Saint Louis University Journal of Health Law & Policy

Document Type

Student Comment


Health care costs continue to rise, forcing consumers to make difficult choices between seeking expensive treatment and risking the consequences without. To combat the inflation of health care costs, the Affordable Care Act implemented a number of policies aimed at improving the quality of care while lowering the cost of that care. In order to accomplish the goals of the Affordable Care Act, health care systems began merging with one another and acquiring smaller groups to incorporate into a vast network of providers. However, many of these mergers offer little value to consumers. Instead, they ultimately drive up the cost of health care services, often with minimal improvements in the quality of care.

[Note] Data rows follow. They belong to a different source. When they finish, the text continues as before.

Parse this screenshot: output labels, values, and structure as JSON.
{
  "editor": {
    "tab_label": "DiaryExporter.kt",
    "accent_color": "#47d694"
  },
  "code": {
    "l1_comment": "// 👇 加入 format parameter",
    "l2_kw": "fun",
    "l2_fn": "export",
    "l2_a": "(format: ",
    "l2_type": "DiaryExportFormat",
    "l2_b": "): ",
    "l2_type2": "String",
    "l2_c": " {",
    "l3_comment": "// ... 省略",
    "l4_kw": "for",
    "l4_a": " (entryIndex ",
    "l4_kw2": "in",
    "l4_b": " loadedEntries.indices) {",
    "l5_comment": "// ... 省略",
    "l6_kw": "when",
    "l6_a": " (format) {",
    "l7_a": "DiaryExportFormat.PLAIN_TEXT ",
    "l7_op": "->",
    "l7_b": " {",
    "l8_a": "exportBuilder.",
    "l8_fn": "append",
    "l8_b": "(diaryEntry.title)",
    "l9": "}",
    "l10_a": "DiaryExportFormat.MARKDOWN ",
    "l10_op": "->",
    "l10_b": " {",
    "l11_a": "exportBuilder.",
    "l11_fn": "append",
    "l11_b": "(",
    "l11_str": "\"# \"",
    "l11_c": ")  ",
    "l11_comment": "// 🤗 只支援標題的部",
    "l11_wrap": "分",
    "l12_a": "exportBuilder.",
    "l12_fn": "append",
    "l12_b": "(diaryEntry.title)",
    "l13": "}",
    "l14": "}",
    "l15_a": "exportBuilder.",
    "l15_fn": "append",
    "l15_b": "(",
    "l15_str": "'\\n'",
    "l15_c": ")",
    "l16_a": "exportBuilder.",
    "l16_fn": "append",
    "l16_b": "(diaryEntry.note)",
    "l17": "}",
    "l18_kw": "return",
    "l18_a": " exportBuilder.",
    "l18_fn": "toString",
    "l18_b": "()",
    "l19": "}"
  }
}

On the other side of the health care spectrum, medical device manufacturers have managed to control lawmakers through extensive lobbying efforts, eliminating competition from more affordable alternatives and limiting regulations that could be beneficial for consumers. Using a health system and a medical device case study to examine such problems, this article demonstrates how anti-competitive behavior and a lack of rate regulation negatively impact health care costs. It will also propose solutions to resolve these problems so consumers can take back control of their health care.